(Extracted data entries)
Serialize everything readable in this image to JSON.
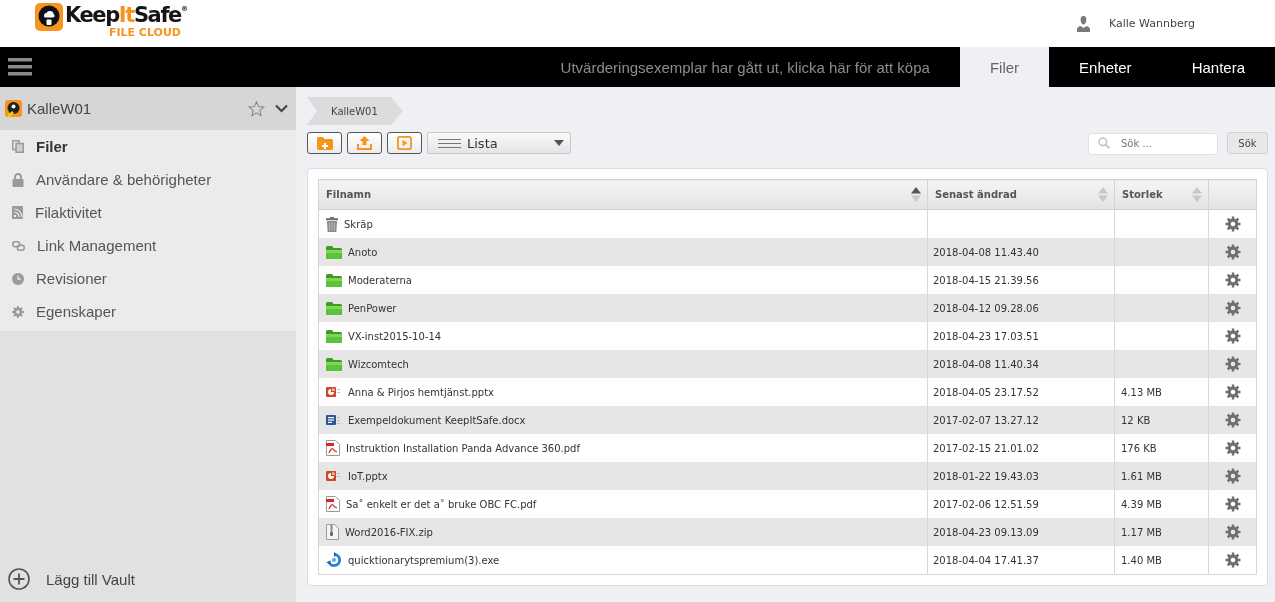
{
  "header": {
    "logo": {
      "wordmark": [
        {
          "text": "Keep",
          "accent": false
        },
        {
          "text": "It",
          "accent": true
        },
        {
          "text": "Safe",
          "accent": false
        }
      ],
      "registered": "®",
      "tagline": "FILE CLOUD"
    },
    "user": {
      "name": "Kalle Wannberg"
    }
  },
  "navbar": {
    "notice": "Utvärderingsexemplar har gått ut, klicka här för att köpa",
    "tabs": [
      {
        "label": "Filer",
        "selected": true
      },
      {
        "label": "Enheter",
        "selected": false
      },
      {
        "label": "Hantera",
        "selected": false
      }
    ]
  },
  "sidebar": {
    "vault": {
      "name": "KalleW01",
      "starred": false
    },
    "items": [
      {
        "label": "Filer",
        "selected": true
      },
      {
        "label": "Användare & behörigheter",
        "selected": false
      },
      {
        "label": "Filaktivitet",
        "selected": false
      },
      {
        "label": "Link Management",
        "selected": false
      },
      {
        "label": "Revisioner",
        "selected": false
      },
      {
        "label": "Egenskaper",
        "selected": false
      }
    ],
    "add_vault": "Lägg till Vault"
  },
  "breadcrumb": [
    "KalleW01"
  ],
  "toolbar": {
    "view": "Lista",
    "search": {
      "placeholder": "Sök ...",
      "button": "Sök"
    }
  },
  "table": {
    "columns": [
      {
        "label": "Filnamn",
        "sorted": true
      },
      {
        "label": "Senast ändrad",
        "sorted": false
      },
      {
        "label": "Storlek",
        "sorted": false
      }
    ],
    "rows": [
      {
        "kind": "trash",
        "name": "Skräp"
      },
      {
        "kind": "folder",
        "name": "Anoto",
        "modified": "2018-04-08 11.43.40"
      },
      {
        "kind": "folder",
        "name": "Moderaterna",
        "modified": "2018-04-15 21.39.56"
      },
      {
        "kind": "folder",
        "name": "PenPower",
        "modified": "2018-04-12 09.28.06"
      },
      {
        "kind": "folder",
        "name": "VX-inst2015-10-14",
        "modified": "2018-04-23 17.03.51"
      },
      {
        "kind": "folder",
        "name": "Wizcomtech",
        "modified": "2018-04-08 11.40.34"
      },
      {
        "kind": "pptx",
        "name": "Anna & Pirjos hemtjänst.pptx",
        "modified": "2018-04-05 23.17.52",
        "size": "4.13 MB"
      },
      {
        "kind": "docx",
        "name": "Exempeldokument KeepItSafe.docx",
        "modified": "2017-02-07 13.27.12",
        "size": "12 KB"
      },
      {
        "kind": "pdf",
        "name": "Instruktion Installation Panda Advance 360.pdf",
        "modified": "2017-02-15 21.01.02",
        "size": "176 KB"
      },
      {
        "kind": "pptx",
        "name": "IoT.pptx",
        "modified": "2018-01-22 19.43.03",
        "size": "1.61 MB"
      },
      {
        "kind": "pdf",
        "name": "Sa˚ enkelt er det a˚ bruke OBC FC.pdf",
        "modified": "2017-02-06 12.51.59",
        "size": "4.39 MB"
      },
      {
        "kind": "zip",
        "name": "Word2016-FIX.zip",
        "modified": "2018-04-23 09.13.09",
        "size": "1.17 MB"
      },
      {
        "kind": "exe",
        "name": "quicktionarytspremium(3).exe",
        "modified": "2018-04-04 17.41.37",
        "size": "1.40 MB"
      }
    ]
  }
}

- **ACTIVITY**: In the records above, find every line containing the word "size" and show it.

- **REPLY TO THE TASK**:
        "size": "4.13 MB"
        "size": "12 KB"
        "size": "176 KB"
        "size": "1.61 MB"
        "size": "4.39 MB"
        "size": "1.17 MB"
        "size": "1.40 MB"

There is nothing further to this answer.